Contractors and financing behind the major Indian road project

Being a huge project, the construction of the Golden Quadrilateral was divided into several sections based on the state provinces. Construction contracts for each section were individually awarded.

"An efficient road network is essential for a large country like India to maintain national integration and socio-economic development."

Major contractors involved in the project are Larsen & Toubro, LG Engg. & Construction, Nagarjuna Construction, Consortium of GVK International and BSCPL, IRCON International, Punj Lloyd, Progressive Construction, ECSB-JSRC, B. Seenaiah & Co., Madhucon Projects, Sadbhav Engg., KMC Construction, Gujarat Public Works Department, SKEC - Dodsal, MSRDC, Mumbai, Skanska Cementation India, Hindustan Construction Company, RBM - PATI, Unitech, CIDBI Malaysia and PATI - BEL.

The financing for the project is obtained from the taxes on petrol and diesel, which accounts to INR200bn, INR200bn through external assistance, INR100bn from market borrowings and INR40bn from private sector participation.

The project has been executed through a Public Private Partnership (PPP) between the NHAI and the corresponding contractors.

The contractors will collect the toll taxes for a specified concession period.

Future plans for the Golden Quadrilateral and the NHDP

Some sections between key areas on the highways NH2, NH5 and NH8 of the Golden Quadrilateral are planned to be extended to six lanes to make it an expressway and ensure smooth flow of traffic. The extension will be done on a design, finance, build and operate basis.

In September 2011, infrastructure group GMR won an Rs72bn ($1.4bn) contract from the NHAI to widen the 555km Kishangarh-Udaipur-Ahmedabad highway from four lanes to six.

The section forms part of the Delhi-Mumbai Golden Quadrilateral corridor. The company will construct about 3,336 lane kilometres and operate the highway for 26 years under the design, finance, build and operate concession.
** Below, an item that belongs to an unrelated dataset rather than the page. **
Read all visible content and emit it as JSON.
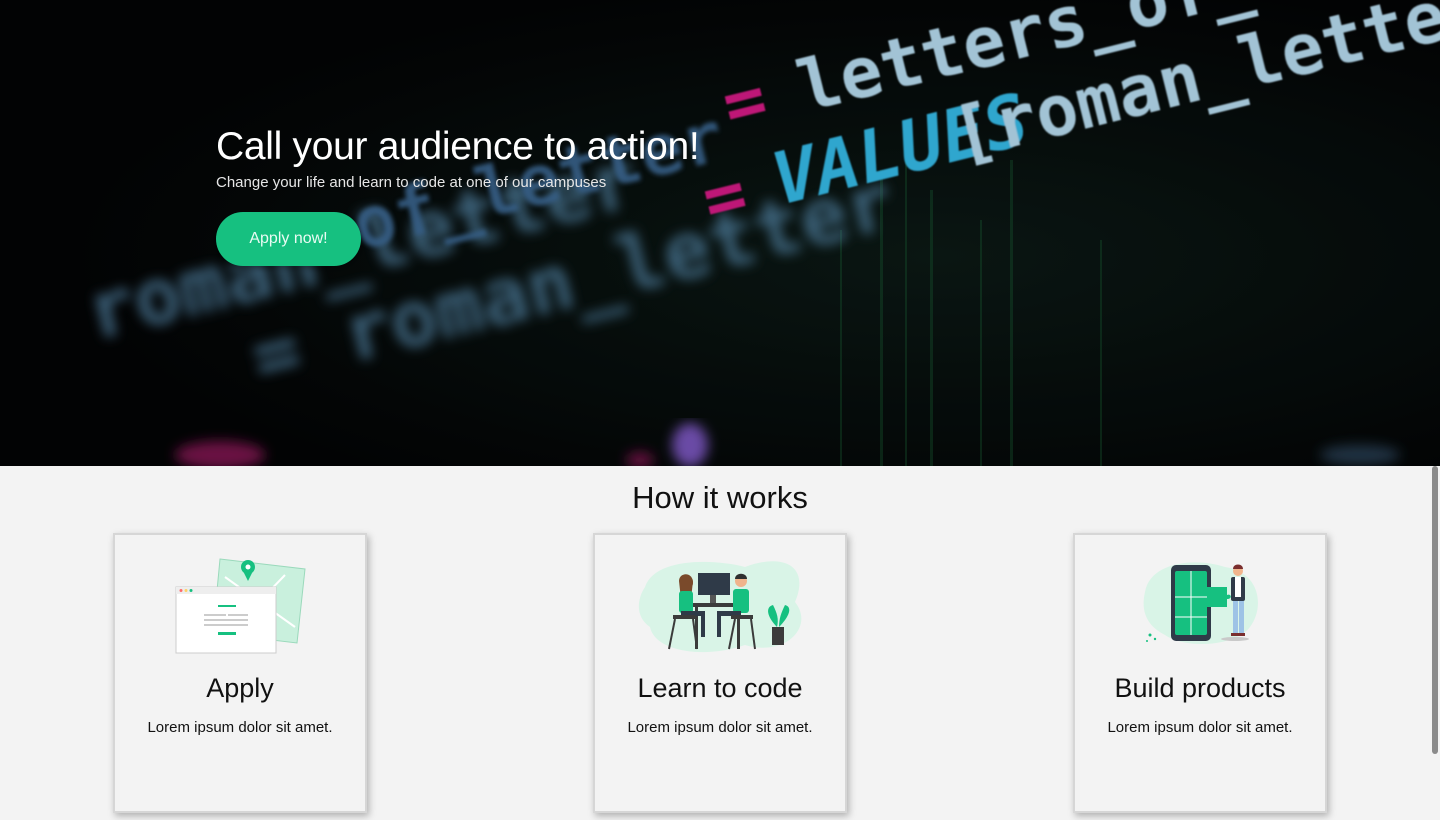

The Golden Quadrilateral is a network of highways connecting India's main cities.
Overall length of the Golden Quadrilateral is 5,846km.
The whole stretch of the Golden Quadrilateral was operational by 2012.
The Golden Quadrilateral project is phase I of the NHDP.
It is operated by the National Highway Authority of India (NHAI).